Task item:
Across the listing below, how many lines have the word "Today" in them? Provide only the number.
-- Source information follows --
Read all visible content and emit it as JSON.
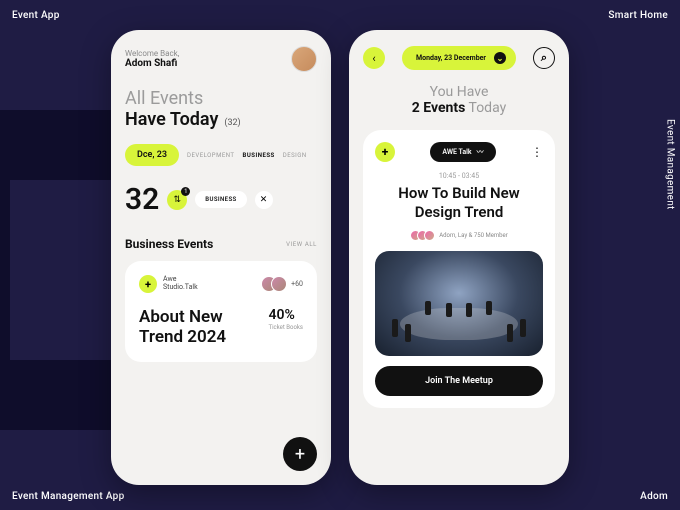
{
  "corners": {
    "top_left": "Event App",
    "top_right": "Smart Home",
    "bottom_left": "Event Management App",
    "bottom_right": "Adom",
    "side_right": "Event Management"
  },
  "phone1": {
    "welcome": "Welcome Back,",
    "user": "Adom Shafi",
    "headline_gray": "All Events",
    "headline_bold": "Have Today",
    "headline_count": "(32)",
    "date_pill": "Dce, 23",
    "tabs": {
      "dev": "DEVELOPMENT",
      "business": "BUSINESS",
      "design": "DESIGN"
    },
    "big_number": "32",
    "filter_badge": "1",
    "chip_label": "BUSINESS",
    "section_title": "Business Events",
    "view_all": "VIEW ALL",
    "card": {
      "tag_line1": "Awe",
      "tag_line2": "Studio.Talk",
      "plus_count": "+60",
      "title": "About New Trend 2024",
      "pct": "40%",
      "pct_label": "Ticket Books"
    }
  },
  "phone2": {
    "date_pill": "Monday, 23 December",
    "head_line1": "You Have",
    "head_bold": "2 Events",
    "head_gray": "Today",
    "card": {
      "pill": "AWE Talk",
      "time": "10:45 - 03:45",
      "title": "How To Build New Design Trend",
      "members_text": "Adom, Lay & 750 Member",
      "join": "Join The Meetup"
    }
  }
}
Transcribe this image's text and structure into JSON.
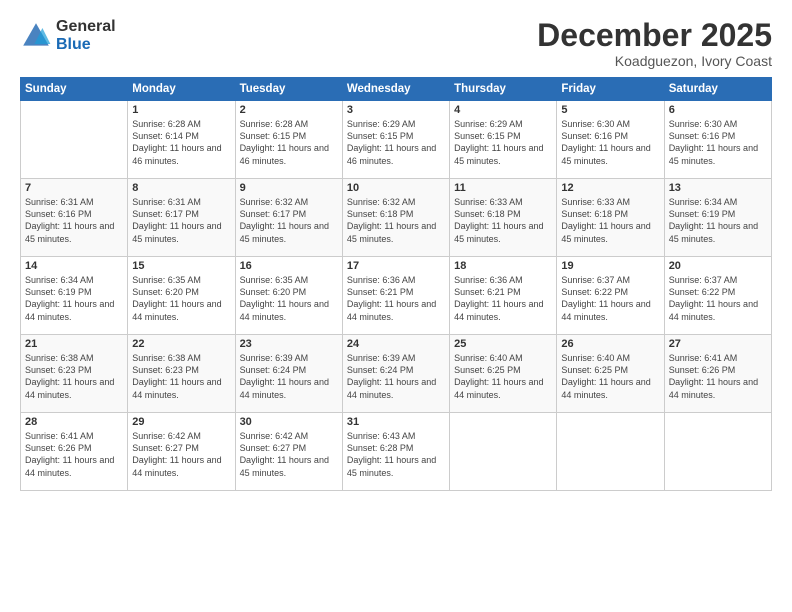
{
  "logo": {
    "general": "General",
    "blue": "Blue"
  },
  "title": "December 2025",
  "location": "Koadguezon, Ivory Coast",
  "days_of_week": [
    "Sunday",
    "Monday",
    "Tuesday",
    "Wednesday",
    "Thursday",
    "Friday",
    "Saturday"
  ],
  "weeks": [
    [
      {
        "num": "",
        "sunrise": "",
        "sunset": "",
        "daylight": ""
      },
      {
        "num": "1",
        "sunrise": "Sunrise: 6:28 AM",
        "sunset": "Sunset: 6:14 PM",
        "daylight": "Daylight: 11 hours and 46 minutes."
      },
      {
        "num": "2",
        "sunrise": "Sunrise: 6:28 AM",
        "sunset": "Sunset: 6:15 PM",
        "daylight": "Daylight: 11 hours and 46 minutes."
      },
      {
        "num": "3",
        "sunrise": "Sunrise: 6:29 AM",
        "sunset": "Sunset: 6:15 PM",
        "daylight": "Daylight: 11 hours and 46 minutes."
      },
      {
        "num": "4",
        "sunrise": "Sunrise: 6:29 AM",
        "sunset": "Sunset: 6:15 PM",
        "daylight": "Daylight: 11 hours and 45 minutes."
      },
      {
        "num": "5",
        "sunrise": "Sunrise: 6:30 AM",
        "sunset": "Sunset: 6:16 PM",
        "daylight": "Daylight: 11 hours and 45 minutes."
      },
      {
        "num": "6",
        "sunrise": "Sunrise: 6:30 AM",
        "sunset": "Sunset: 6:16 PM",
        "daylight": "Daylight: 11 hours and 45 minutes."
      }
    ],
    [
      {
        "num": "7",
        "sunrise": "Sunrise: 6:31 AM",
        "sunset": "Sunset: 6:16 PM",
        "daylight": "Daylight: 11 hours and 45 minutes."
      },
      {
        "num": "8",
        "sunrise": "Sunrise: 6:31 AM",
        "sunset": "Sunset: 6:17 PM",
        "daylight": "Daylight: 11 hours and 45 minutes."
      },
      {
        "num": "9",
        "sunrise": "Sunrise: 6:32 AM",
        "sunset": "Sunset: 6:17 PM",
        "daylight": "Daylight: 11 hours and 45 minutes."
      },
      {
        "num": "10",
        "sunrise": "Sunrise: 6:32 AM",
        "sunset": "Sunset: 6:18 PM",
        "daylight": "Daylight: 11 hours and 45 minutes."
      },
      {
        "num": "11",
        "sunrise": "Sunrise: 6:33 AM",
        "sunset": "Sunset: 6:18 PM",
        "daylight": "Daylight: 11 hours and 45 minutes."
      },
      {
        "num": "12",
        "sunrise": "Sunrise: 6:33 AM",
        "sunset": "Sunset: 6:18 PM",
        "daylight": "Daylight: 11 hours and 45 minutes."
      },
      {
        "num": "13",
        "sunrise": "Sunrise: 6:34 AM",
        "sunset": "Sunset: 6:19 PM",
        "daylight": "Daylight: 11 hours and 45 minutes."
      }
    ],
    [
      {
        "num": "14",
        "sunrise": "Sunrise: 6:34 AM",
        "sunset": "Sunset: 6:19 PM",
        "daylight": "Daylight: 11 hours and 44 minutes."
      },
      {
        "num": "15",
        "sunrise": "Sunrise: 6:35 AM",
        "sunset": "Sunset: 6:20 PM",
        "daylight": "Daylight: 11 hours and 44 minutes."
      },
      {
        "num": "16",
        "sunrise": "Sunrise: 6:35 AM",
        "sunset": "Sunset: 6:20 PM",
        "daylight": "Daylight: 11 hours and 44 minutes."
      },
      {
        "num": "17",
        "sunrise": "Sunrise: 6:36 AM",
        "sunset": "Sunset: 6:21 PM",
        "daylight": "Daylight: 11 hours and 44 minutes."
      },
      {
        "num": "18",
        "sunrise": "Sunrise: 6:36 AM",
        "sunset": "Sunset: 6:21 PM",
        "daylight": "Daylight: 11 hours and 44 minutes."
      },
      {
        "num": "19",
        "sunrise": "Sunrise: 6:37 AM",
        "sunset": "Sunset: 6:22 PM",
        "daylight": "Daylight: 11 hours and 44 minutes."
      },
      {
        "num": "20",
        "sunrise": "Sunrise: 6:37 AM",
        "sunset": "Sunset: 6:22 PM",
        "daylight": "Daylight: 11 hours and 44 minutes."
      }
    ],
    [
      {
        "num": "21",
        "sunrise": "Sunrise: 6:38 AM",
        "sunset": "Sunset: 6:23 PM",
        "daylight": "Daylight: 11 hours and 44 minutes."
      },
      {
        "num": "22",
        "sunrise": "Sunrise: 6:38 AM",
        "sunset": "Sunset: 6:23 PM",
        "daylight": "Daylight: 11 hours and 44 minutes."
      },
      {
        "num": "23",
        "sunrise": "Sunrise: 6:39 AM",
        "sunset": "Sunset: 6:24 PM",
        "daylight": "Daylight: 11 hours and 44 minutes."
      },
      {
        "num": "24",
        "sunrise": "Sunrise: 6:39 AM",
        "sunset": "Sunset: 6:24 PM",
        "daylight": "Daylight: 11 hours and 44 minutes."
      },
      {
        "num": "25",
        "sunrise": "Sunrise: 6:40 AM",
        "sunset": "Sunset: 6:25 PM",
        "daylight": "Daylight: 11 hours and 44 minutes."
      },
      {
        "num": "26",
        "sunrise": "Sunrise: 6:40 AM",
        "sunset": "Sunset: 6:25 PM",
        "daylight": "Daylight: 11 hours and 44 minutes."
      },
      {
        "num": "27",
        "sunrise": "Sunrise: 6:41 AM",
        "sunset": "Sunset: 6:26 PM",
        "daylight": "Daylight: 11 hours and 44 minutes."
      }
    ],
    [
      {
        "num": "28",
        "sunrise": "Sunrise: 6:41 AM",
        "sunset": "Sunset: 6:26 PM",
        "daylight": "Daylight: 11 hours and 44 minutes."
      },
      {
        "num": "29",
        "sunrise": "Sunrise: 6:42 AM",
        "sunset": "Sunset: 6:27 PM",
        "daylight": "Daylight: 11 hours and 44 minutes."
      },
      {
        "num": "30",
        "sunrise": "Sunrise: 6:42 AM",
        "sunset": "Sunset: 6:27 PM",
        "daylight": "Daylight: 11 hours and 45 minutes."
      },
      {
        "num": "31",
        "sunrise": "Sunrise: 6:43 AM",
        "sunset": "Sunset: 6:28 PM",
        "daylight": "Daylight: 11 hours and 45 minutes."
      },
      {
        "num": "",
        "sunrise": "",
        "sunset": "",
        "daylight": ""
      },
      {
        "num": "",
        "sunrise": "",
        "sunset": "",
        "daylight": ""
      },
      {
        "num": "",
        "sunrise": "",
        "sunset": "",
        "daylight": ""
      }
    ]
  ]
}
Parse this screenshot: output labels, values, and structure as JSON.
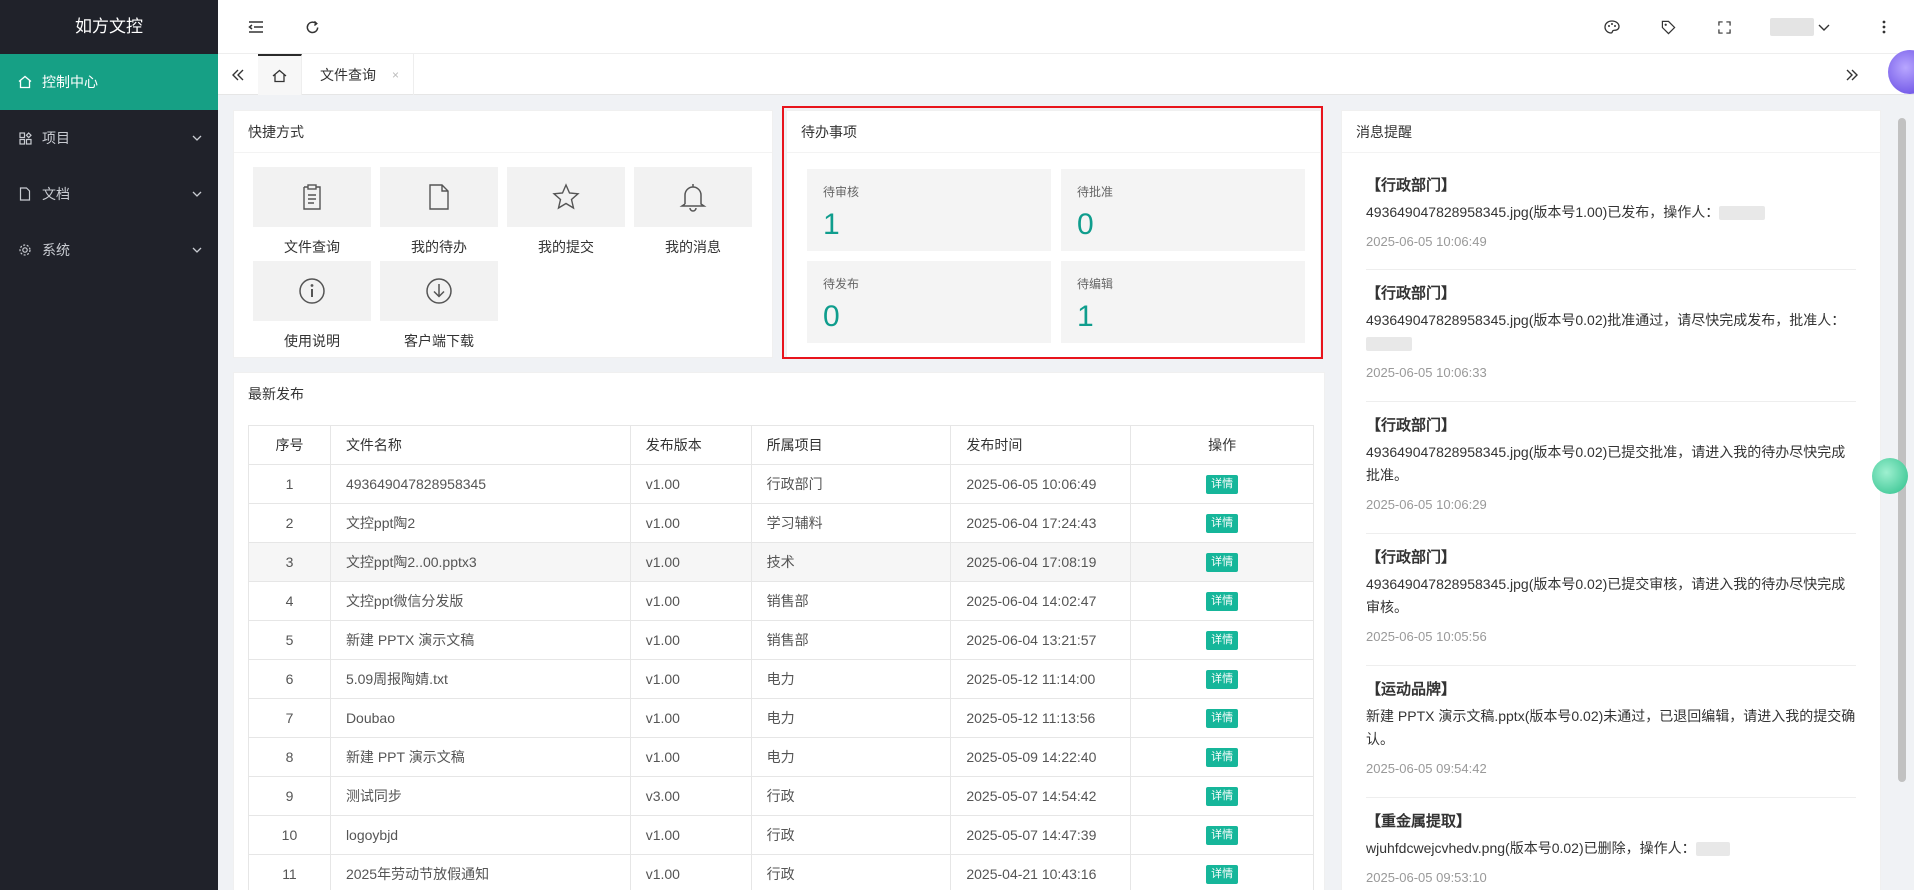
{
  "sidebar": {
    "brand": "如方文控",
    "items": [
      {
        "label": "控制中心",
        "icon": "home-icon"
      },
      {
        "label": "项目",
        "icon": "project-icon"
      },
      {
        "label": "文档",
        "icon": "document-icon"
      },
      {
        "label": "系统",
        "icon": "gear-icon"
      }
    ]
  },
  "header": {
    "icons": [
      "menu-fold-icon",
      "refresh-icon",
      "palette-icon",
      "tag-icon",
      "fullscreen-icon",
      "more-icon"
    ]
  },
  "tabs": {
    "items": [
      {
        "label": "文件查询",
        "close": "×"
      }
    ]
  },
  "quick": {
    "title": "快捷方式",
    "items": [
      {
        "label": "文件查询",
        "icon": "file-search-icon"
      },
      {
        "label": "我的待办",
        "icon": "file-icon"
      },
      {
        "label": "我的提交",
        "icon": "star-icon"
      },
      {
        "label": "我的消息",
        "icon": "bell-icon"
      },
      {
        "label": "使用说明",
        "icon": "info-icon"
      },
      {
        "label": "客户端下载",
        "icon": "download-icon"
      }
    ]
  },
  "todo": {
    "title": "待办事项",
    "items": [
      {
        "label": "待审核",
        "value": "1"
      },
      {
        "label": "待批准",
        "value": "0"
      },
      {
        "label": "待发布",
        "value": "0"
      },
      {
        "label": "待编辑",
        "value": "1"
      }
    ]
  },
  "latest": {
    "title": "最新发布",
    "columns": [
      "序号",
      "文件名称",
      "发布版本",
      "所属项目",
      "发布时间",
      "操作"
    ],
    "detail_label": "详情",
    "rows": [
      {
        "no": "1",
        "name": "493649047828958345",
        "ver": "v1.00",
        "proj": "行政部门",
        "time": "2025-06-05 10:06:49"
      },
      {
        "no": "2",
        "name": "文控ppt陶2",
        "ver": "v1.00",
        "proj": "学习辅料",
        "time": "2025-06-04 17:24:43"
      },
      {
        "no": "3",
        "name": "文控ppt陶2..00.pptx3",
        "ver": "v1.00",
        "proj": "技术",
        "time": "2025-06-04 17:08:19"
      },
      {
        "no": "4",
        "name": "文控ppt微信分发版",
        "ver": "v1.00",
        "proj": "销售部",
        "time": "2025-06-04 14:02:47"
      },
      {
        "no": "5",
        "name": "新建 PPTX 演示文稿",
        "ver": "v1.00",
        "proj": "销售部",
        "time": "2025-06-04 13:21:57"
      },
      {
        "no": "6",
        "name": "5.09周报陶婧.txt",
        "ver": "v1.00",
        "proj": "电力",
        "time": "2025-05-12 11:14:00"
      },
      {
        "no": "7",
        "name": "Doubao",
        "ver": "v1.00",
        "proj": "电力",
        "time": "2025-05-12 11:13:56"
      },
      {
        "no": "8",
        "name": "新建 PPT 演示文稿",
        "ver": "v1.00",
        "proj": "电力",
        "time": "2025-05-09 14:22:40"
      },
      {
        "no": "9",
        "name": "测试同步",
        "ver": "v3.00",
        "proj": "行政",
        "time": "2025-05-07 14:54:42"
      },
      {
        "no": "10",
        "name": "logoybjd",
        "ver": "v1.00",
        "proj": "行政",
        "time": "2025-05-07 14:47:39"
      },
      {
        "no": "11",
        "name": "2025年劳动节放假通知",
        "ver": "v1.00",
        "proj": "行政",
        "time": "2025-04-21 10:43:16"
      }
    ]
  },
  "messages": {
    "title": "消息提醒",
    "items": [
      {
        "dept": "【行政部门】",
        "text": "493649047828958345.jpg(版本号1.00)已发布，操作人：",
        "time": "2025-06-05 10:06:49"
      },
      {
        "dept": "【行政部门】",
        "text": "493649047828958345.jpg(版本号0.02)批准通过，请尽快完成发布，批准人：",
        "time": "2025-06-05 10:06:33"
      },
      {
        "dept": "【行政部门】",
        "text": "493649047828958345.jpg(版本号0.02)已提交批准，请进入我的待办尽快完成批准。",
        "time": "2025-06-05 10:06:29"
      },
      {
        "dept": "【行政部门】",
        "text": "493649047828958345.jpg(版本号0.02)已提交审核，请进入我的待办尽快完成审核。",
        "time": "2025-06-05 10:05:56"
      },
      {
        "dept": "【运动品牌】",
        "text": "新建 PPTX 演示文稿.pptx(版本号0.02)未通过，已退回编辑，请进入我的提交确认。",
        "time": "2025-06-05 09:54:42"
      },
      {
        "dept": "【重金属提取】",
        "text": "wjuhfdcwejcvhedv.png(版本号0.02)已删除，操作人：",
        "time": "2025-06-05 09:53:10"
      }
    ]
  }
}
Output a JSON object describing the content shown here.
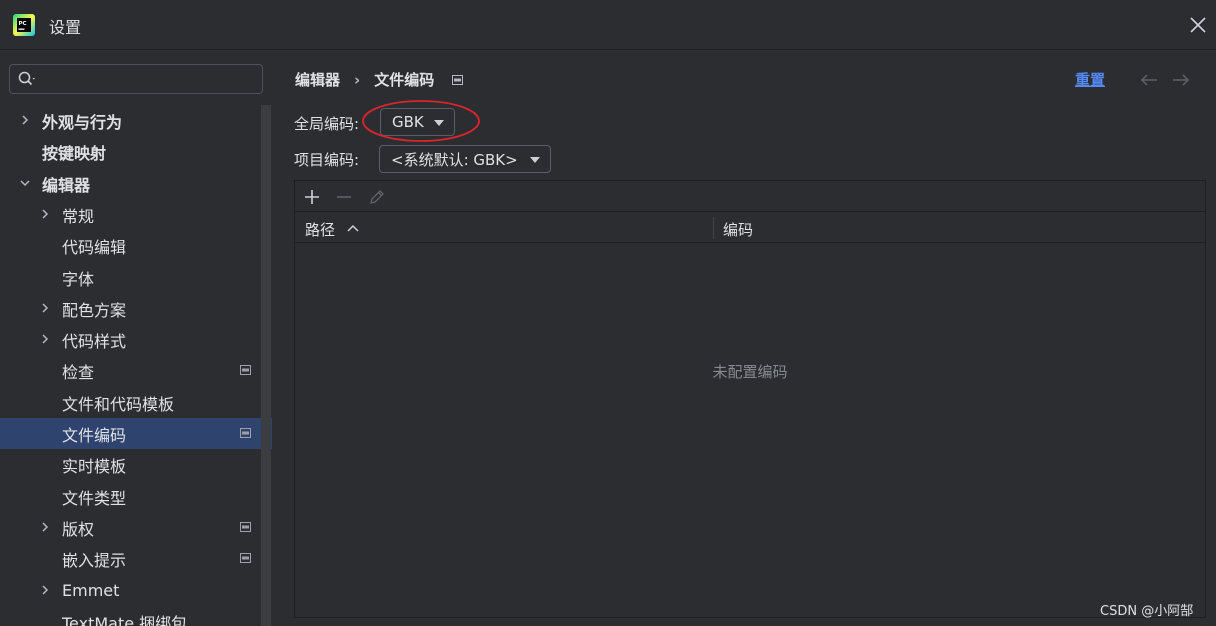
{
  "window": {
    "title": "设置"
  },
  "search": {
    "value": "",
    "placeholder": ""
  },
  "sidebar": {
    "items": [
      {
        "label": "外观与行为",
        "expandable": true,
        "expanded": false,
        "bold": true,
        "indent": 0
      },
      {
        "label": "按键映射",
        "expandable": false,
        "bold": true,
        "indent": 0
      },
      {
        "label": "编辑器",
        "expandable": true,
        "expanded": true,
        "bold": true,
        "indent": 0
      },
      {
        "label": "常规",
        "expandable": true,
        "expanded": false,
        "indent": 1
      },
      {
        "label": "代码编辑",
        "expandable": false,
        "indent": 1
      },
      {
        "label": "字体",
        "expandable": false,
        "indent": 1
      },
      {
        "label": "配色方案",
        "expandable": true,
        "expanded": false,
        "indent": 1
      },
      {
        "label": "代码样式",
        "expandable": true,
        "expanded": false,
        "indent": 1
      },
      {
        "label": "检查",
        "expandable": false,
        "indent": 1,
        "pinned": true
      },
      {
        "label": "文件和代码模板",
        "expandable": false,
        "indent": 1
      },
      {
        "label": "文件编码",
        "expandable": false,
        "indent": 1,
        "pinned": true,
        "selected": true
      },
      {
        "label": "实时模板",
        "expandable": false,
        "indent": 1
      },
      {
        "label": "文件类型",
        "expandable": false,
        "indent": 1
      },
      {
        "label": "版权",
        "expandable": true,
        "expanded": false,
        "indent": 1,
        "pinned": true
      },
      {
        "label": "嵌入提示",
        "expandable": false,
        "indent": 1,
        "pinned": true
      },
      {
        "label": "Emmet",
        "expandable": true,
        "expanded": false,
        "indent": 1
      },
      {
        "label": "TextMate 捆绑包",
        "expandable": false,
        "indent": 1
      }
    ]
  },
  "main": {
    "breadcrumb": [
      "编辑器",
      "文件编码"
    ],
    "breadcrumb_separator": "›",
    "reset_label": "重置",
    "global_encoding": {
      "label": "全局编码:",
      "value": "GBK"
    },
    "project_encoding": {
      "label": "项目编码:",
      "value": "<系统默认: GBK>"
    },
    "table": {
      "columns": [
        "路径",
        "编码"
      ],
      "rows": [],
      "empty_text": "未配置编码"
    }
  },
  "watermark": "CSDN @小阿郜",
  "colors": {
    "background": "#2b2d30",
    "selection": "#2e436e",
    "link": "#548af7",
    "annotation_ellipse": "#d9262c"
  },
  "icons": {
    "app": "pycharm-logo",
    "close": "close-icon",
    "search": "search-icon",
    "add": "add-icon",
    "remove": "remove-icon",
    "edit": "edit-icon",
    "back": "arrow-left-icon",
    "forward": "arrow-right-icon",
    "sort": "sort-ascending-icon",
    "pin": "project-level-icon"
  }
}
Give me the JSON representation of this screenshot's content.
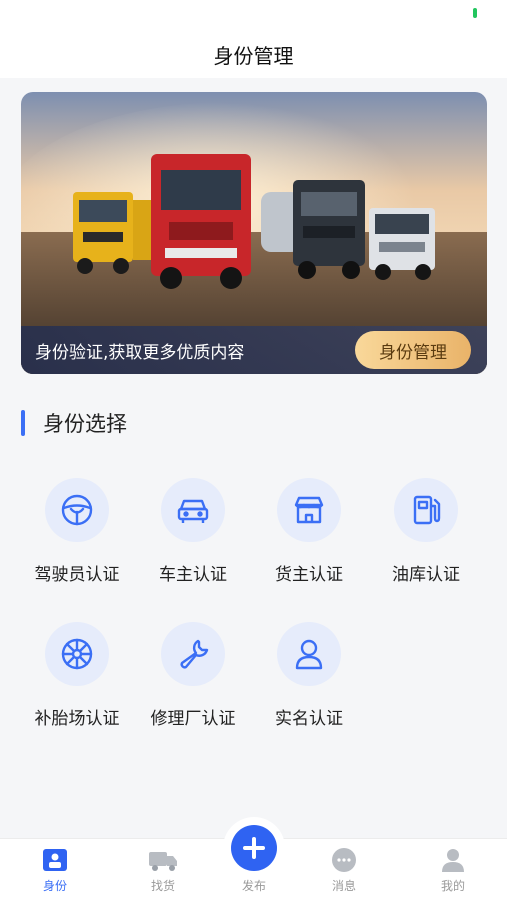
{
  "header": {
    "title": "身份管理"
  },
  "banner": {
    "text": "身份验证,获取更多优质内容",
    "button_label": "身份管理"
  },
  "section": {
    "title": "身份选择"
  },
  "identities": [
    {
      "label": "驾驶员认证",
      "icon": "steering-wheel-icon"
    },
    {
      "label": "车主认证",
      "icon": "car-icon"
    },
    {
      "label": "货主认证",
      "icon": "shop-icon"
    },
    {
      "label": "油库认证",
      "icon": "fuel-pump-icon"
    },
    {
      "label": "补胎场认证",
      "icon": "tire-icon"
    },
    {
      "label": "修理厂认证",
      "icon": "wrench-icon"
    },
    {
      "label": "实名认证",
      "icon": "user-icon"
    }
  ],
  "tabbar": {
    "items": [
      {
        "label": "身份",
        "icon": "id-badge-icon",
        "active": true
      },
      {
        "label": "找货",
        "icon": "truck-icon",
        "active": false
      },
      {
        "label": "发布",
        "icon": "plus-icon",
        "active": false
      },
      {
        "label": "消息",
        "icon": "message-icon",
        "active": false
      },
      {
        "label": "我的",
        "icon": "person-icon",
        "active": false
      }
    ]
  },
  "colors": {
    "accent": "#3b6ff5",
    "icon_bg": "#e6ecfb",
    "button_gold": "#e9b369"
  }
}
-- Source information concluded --
Solution for this task:
2